Guy approached the man thought to be his father; he looked just like him. First he asked the man if his name was Aaron Lambert. The man must have felt the presence of the women and children in the car made it unlikely that this young man asking his identity was a potential assassin. It is probable that he saw himself more mirrored in his son's face than his son saw himself in the father's face. After all, we know what we looked like when younger; it is something else to imagine what we shall look like when older. At any rate, the man said, "Yes, I am Aaron Lambert." Guy looked at him still almost with disbelief and said, "Well, I just wanted to see what the Son of a Bitch looked like who would run off and leave his children to starve." Aaron by then had tears streaming down his face. Ray was standing there, too. The father Aaron said, "I had to do it. I wouldn't have done you boys any good dead, and that's what I would have been if I'd stayed in Hardin County." The boys tried to convince Aaron that there was nobody left back in Hardin County who would want to kill him. Aaron insisted that it had been Bill Quillin who had actually shot Logan Belt. He was still afraid, however, and he did not return to Hardin County until sometime in the early 1930's, shortly before he died. He was buried in the area by his son, Guy, next to the wife of his youth, Emma Kelly Lambert, Guy's mother he could not remember. I remember seeing him on his death bed. He was then being cared for by one Fred Lambert, half brother of my grandfather, Guy. Fred was a son by a marriage in Texas. Aaron had five children by a second wife, of which Fred was one. The second wife died, and he married a third. There were two children by this last marriage, and that wife cared for the other five until they were grown. Guy met all his half brothers and sisters in time and they all visited him in Shawneetown at one time or another. Aaron Lambert died at Grand Tower, Illinois, in Jackson County. He was brought back to Hardin County to Cave-in-Rock for his funeral and buried with his wife, Emma, his mother, Susan, and his own father who was killed in the Civil War. My own grandfather, Guy, maintained that Bill Quillin killed Logan Belt, but that his dad always thought everybody thought he did it. I only know for certain that my great-grandad Aaron Lambert took off from Hardin County at the time and that he most certainly feared to return, so thoroughly reknown were the Belts for their ability to revenge any real or fancied injury. My mother all my life had maintained that her grandfather Aaron had been innocent. I believe she did not want me to think I had an ancestor who murdered someone. Everybody in the family insisted for years that it had been Bill Quillin."
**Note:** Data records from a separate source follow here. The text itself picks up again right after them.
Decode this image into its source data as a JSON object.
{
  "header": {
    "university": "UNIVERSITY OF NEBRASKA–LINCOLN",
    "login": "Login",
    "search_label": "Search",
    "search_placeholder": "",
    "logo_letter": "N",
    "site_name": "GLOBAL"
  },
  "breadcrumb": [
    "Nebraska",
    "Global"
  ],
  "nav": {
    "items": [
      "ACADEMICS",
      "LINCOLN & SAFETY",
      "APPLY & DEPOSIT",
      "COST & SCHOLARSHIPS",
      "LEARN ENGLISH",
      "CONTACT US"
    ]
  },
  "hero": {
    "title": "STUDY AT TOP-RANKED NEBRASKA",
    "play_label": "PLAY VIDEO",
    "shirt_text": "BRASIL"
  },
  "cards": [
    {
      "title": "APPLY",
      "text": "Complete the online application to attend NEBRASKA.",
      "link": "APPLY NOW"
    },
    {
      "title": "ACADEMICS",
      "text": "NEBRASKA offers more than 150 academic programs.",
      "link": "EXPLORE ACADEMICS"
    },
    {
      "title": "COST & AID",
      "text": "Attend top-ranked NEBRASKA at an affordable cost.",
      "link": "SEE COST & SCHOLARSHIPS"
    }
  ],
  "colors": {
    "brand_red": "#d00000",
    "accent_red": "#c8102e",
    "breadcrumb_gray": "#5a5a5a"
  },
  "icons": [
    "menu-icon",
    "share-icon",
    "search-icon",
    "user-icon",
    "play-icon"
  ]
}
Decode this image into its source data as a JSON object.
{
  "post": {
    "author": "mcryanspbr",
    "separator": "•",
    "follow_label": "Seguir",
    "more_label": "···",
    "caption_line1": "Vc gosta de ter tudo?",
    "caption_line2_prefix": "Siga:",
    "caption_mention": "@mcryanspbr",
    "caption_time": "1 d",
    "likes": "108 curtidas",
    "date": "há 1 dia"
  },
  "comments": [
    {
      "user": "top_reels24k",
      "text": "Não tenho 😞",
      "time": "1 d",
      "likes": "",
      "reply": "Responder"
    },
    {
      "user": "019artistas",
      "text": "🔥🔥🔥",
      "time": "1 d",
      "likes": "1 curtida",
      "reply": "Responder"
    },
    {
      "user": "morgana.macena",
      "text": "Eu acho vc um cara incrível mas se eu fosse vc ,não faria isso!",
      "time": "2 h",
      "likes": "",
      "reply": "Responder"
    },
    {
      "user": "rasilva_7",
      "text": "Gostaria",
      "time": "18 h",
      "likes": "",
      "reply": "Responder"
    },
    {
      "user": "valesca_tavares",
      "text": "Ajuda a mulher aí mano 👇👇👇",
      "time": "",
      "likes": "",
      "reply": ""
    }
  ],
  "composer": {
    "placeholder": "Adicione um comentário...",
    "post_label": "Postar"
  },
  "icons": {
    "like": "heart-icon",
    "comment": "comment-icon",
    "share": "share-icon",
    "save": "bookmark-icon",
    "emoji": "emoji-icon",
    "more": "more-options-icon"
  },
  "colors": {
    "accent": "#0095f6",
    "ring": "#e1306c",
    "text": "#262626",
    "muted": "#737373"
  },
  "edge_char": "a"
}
Picture of Aaron Lambert
caption: This is Aaron Lambert when he was older. The picture above was probably taken about the time he was winding up his stay in Dallas, Texas before moving to Oklahoma.